Conveying or rendering harsh or unfavorable judgements 2 includes thorough or analytical reviews. A dissertation that is critical 3 or involving a criticial analysis is called critical.
A critical essay is one that presents the views of different people about events in history or issues in current affairs and allows the reader to make their own judgment. In school exams, essays that are critical of other people's work are called review papers.
In journalism, the term critical article refers to an article that offers an opinion on something that might be controversial or that criticizes some aspect of society. Critics say such articles can be very influential because they draw attention to important issues that others may have ignored. Newspaper critics include columnists, reviewers, and commentators. Journalists who write for a newspaper but are not classified as critics are called non-critical journalists.
The term critical view of life is used by John Stuart Mill to describe his philosophy on education. It means that students should be taught how to think, rather than simply believing things accepted by their teachers. For example, a teacher might tell students that slavery is wrong, but if the lesson does not help them see how to argue for or against slavery, then it has not achieved its goal.
A critical review is one that examines and judges carefully, especially one that expresses disapproval of what has been done.

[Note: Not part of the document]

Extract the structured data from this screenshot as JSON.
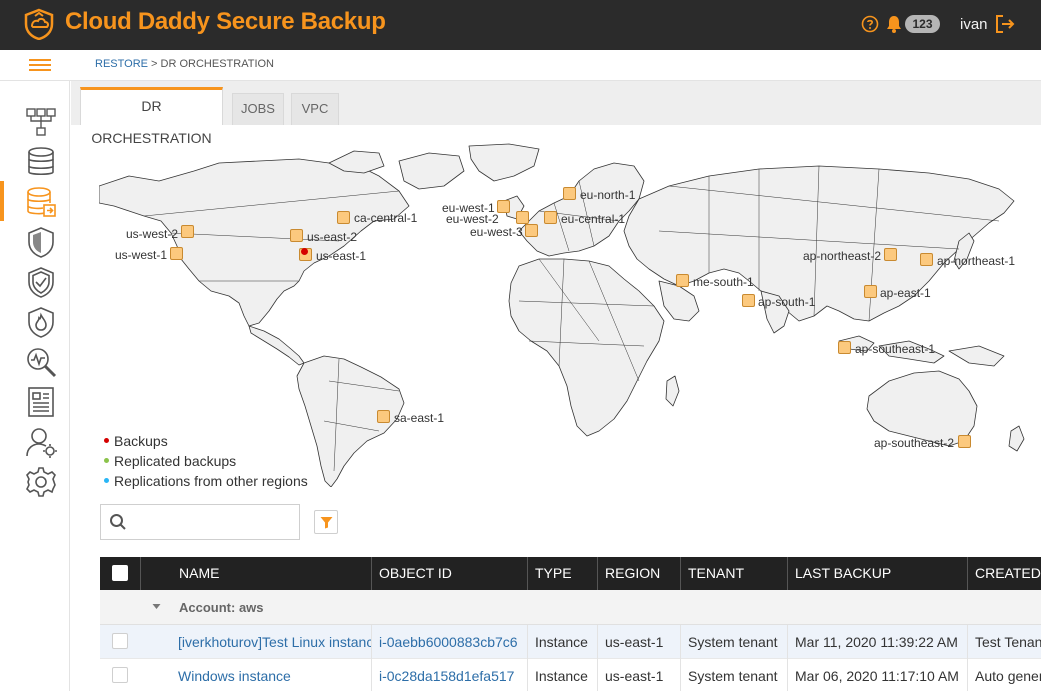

Critical reviews can be expressed in writing, speech, or action. Written criticism uses words to express an opinion about something. Essays, columns, and letters are forms of written criticism. Speech criticism is used to describe comments made by people such as critics and reviewers. Action criticism is used to indicate that someone has done something that they should not have done. For example, a teacher might say that her students are acting too harshly when they criticize each other's work.
Critical reviews can also be implied rather than expressed explicitly. This occurs when you judge something without saying so directly. For example, when my friend asks me what I think about a book, I can either say "I hate it" or I can simply not like it. By not liking it, I am implying that I find the book disappointing or useless.
Finally, critical reviews can be positive or negative. A favorable review tells others how well they stand up to scrutiny or analysis; an unfavorable review tells them why they are lacking or superior.
The terms in this collection (28)
Critical thinking involves using and challenging knowledge rather than merely receiving and summarizing it. A critical mind sees the big picture: it locates facts or ideas in larger contexts and attempts to grasp the connections that exist between them. A critical thinker uses these connections to reach valid conclusions about what is going on around him or her.
In academic writing, the term "criticality" refers to the importance we as writers give to a given idea or topic. Like much else in life, we should not try to be too critical; instead, we need to be judicious in how we use our time and energy. But we also need to be critical enough about certain topics or fields of study that we do not spread ourselves too thin by covering everything deeply from every angle. That would be impossible and would serve no useful purpose.
The criticality of any idea or topic will always be relative to the reader. Some ideas are more important than others; some topics can be covered in more detail than others. Only you can decide how critically you need to think about something before putting your thoughts down on paper. But whatever level of criticality you choose, there will always be things that you have overlooked or ignored.
As academics, we must all rely on one another for feedback on our work.
A critical review is more than just a synopsis; it is an analysis and appraisal of a book, article, or other media. Writing a solid critical review necessitates an understanding of the subject as well as the ability to analyze and assess it using proper criteria. A good review can help others make an informed decision about whether or not to purchase or read a product.
Reviews can be written for many different purposes. Some reviewers write reviews because they want to share their opinions with others or they want to get feedback on their work. Other reviewers may write reviews for publication or for marketing purposes. Regardless of the purpose, all reviews should be objective and fair. Reviewers should stay away from expressing an opinion about the book, article, or other media they are reviewing because these reviews are usually very biased.
When writing a review, it is important to identify the specific aspects that you like and dislike about the book or article and focus on those parts. This will help readers understand your perspective on the topic while also preventing you from covering everything with one brief comment. It is also helpful to be clear and concise when writing a review. Long paragraphs and sentences without breaks can be difficult to follow and often signal that the writer is rushing their thoughts out instead of taking their time to explain exactly what they think.
In conclusion, writing a critical review involves analyzing and assessing a book, article, or other medium using proper criteria.